Provide the number of lines in the material below that include the word "Boys", without any accompanying text.

────────────────────────────────────────

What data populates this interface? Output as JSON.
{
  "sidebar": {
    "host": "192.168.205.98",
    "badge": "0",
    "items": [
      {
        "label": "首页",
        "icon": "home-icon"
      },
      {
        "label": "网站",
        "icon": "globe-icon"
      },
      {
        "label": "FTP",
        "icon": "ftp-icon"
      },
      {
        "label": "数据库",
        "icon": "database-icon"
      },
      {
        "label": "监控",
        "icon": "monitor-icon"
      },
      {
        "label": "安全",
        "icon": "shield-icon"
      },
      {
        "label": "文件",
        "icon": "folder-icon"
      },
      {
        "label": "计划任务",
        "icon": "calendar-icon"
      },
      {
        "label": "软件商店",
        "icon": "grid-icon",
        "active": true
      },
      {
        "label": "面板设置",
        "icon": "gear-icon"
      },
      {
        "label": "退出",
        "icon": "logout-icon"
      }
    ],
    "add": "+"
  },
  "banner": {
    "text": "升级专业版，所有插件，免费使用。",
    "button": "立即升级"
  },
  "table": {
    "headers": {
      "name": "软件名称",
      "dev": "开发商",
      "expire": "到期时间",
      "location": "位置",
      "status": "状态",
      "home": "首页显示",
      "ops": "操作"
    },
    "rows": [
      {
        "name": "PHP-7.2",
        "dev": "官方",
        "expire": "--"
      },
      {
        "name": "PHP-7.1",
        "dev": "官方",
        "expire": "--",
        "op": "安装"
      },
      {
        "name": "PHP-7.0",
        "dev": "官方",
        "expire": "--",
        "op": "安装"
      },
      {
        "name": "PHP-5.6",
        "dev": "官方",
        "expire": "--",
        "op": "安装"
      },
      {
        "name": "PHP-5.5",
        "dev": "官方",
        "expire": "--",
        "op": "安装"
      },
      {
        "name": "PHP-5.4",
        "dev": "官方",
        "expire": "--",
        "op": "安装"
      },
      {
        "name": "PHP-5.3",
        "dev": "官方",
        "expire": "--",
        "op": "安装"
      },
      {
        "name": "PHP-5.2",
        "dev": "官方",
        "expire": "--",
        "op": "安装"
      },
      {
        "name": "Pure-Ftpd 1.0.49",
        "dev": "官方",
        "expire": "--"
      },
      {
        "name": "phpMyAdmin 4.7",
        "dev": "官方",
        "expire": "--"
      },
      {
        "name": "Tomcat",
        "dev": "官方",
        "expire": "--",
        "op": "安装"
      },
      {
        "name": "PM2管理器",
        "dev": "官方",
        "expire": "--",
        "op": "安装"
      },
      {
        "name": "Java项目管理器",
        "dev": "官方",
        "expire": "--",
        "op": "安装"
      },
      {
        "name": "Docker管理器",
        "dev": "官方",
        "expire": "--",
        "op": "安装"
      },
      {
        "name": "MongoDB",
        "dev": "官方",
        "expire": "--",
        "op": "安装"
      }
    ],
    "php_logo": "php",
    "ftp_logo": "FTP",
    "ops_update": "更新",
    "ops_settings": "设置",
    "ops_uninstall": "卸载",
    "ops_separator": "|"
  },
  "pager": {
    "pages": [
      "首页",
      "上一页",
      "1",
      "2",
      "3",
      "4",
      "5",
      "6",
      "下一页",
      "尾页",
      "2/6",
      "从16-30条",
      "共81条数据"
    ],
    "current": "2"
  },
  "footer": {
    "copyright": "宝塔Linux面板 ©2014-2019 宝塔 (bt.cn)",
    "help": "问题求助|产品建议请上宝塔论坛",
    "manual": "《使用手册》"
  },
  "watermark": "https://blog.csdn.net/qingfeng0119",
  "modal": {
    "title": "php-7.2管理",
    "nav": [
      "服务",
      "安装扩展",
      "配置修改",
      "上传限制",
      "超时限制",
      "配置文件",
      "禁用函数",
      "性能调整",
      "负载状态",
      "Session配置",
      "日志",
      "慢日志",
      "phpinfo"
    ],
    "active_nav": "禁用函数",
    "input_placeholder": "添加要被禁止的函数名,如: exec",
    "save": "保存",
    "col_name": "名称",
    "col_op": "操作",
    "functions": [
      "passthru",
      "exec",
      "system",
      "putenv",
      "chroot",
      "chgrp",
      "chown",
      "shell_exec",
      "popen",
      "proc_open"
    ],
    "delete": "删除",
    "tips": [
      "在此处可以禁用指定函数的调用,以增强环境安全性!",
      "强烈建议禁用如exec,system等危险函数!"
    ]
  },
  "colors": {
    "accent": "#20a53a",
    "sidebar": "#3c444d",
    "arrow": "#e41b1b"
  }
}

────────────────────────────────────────

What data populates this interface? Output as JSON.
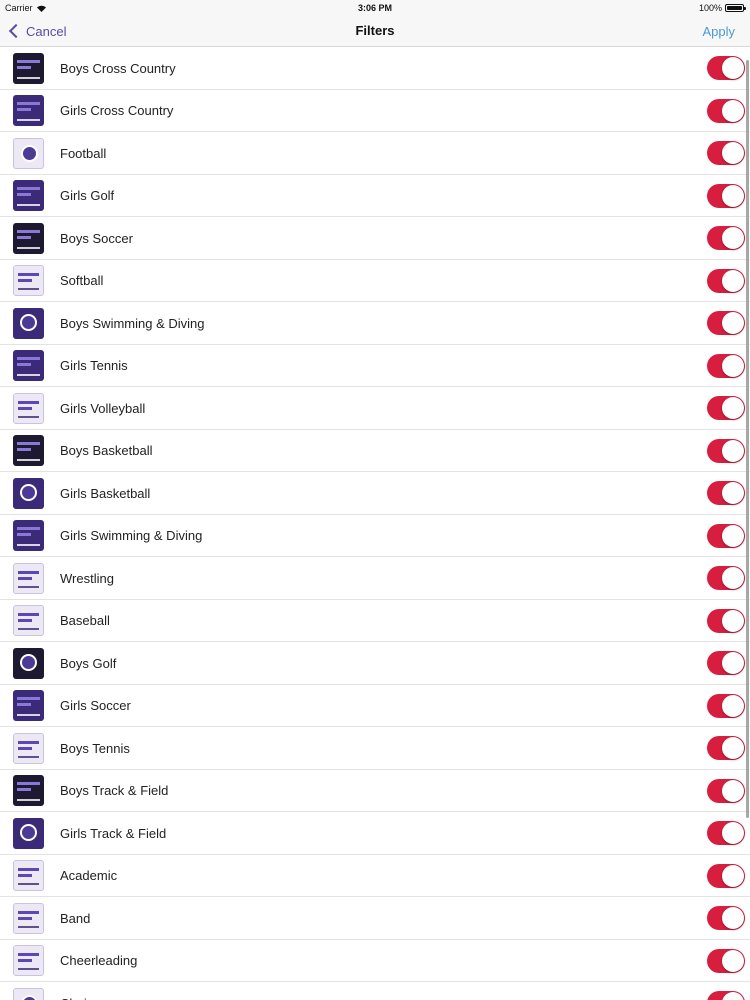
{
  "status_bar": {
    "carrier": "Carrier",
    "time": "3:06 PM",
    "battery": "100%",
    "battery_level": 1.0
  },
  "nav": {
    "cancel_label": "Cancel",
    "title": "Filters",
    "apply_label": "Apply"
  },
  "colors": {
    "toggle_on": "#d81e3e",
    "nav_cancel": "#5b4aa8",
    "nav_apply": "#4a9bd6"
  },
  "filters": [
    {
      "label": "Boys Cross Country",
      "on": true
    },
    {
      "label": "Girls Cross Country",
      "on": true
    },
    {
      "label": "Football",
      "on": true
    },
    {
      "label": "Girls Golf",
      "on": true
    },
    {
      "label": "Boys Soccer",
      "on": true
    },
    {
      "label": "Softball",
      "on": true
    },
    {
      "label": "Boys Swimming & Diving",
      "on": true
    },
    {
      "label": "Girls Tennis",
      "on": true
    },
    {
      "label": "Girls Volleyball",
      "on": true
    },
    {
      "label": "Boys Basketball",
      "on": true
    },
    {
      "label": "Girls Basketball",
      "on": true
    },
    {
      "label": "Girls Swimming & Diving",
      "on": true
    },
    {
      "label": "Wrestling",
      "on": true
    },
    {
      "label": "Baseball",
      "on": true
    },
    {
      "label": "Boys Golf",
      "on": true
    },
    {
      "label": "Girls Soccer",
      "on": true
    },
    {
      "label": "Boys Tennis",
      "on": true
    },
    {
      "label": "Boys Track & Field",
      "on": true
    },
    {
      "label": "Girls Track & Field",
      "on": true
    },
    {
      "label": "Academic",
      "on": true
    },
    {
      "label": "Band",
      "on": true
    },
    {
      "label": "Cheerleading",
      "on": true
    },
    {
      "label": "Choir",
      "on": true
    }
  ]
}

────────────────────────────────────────

Task result: 7